**What you will do**:
Across the entries below, determine how many lines include the word "portrait". State only the resulting number.

(Dataset entries)

--------------------------------

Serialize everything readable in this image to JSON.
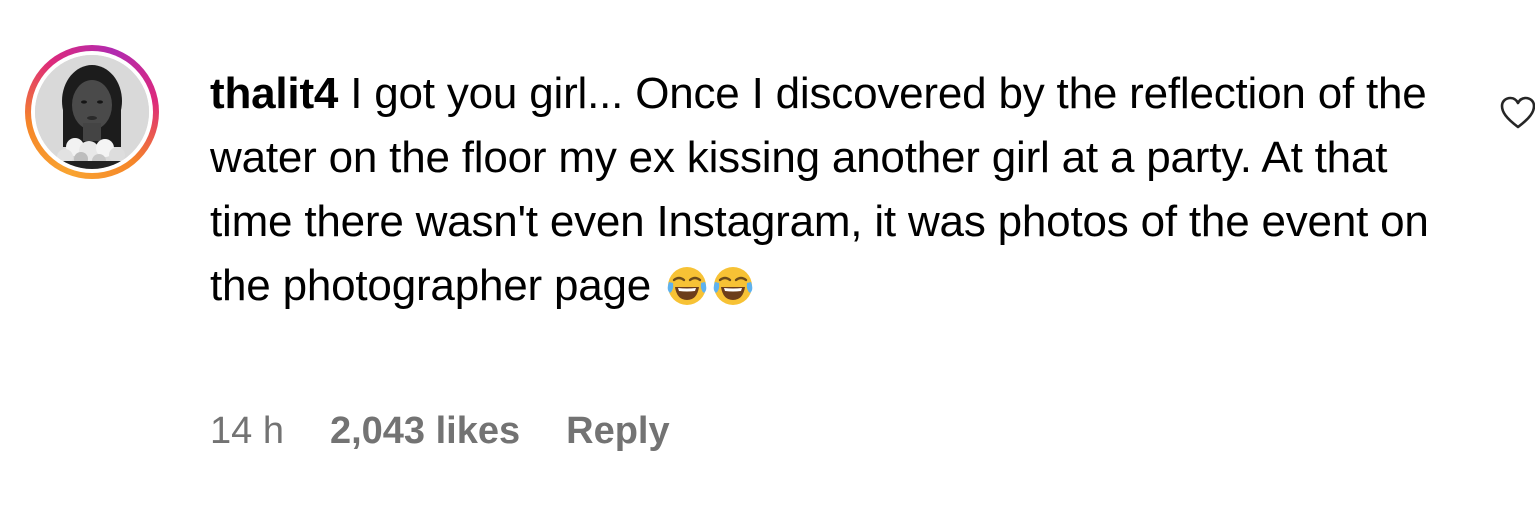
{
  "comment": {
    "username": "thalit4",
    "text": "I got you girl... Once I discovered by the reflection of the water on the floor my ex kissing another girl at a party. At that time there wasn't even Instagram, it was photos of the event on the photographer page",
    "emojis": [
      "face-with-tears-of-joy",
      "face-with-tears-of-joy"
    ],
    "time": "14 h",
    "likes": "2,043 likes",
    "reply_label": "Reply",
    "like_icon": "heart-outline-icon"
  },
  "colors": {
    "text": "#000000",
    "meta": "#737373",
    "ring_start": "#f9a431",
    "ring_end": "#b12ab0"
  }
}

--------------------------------

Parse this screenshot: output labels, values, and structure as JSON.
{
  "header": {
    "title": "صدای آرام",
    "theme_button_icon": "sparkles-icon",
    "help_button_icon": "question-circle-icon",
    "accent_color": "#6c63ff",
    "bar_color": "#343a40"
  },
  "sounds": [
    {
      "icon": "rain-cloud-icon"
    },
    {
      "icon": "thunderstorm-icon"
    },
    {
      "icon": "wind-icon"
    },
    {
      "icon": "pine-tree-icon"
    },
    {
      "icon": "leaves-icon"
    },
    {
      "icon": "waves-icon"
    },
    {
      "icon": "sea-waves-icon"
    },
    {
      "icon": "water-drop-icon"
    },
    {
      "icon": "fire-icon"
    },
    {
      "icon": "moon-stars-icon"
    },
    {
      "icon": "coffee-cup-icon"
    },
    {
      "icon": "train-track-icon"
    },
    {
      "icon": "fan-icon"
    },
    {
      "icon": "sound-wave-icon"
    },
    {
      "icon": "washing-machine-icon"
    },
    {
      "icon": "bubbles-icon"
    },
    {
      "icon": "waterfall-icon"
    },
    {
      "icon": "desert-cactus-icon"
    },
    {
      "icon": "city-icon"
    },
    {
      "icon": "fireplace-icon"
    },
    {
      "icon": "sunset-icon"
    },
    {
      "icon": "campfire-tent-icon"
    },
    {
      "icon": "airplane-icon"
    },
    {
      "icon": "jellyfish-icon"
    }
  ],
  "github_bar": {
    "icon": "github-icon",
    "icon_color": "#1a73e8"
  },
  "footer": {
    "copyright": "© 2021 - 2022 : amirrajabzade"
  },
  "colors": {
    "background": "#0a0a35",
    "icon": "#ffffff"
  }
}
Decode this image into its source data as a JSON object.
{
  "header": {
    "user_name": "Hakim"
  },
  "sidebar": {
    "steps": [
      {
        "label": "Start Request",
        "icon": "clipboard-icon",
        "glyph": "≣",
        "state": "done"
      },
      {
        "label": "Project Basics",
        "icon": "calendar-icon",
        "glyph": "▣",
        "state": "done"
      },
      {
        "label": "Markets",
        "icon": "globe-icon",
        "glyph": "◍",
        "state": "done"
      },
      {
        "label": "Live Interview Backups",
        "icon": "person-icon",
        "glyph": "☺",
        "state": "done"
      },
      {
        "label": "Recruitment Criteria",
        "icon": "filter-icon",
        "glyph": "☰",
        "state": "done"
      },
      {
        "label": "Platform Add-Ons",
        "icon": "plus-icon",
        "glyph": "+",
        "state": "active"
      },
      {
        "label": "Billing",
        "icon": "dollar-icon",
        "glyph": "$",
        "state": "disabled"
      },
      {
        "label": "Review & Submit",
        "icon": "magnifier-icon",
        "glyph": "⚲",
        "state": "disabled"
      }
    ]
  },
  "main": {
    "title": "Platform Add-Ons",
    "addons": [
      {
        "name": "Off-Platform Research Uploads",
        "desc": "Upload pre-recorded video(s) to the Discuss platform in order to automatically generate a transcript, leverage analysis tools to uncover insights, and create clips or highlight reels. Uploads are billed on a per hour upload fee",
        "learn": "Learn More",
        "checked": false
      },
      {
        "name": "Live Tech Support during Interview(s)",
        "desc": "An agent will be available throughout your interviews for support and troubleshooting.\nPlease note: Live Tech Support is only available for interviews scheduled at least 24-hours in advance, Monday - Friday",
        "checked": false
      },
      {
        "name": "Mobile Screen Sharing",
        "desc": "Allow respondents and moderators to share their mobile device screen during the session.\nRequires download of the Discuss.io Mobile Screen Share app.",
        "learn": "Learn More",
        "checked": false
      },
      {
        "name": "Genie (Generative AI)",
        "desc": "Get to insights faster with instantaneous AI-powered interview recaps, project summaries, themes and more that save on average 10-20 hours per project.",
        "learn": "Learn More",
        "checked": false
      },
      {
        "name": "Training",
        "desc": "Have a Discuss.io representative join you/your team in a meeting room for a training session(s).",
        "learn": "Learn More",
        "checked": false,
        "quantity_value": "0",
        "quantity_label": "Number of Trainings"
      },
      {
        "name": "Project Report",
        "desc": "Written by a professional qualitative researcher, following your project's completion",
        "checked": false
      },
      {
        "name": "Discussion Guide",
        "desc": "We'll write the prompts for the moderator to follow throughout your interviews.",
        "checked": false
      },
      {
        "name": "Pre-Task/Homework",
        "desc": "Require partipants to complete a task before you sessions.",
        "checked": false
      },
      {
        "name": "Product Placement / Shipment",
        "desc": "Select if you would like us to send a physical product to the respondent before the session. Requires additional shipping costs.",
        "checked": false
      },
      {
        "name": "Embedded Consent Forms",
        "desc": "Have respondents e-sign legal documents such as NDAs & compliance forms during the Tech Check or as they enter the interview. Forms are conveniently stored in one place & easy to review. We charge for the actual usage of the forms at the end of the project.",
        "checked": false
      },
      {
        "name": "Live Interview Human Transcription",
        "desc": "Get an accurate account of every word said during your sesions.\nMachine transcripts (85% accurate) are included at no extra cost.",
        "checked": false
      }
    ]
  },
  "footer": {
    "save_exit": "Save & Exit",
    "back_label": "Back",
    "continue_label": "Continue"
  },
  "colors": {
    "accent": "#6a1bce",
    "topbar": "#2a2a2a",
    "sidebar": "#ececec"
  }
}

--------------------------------

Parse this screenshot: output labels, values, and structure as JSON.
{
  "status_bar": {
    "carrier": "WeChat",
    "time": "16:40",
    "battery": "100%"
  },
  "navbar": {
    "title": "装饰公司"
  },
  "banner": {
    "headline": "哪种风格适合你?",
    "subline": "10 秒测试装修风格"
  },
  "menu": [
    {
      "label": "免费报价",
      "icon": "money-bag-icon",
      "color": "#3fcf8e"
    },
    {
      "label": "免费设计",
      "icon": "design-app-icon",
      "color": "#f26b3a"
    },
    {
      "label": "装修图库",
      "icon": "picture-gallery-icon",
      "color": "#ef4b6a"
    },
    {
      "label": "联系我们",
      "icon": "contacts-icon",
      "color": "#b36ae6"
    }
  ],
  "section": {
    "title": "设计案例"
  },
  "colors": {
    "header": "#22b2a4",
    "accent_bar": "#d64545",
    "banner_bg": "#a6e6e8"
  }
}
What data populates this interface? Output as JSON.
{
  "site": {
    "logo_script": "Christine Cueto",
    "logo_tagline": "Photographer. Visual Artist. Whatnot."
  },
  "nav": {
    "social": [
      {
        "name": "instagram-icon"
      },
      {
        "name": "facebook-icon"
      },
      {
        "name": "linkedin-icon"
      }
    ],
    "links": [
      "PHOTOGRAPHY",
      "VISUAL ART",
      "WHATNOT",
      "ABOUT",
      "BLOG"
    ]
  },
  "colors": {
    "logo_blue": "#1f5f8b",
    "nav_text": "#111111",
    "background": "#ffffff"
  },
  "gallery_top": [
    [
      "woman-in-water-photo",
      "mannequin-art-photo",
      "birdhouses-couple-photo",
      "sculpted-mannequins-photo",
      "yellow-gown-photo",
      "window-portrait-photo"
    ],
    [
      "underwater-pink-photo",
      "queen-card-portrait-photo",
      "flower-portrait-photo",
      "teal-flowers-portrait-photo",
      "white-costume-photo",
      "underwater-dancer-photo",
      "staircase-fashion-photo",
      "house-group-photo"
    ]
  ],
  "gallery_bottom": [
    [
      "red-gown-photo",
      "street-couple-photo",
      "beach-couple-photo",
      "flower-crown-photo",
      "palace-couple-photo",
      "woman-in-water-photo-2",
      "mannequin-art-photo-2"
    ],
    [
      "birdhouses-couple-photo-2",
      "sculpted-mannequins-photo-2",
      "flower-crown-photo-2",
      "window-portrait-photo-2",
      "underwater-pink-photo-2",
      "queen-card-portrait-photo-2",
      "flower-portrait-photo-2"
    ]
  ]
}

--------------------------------

**Response to this task**:
7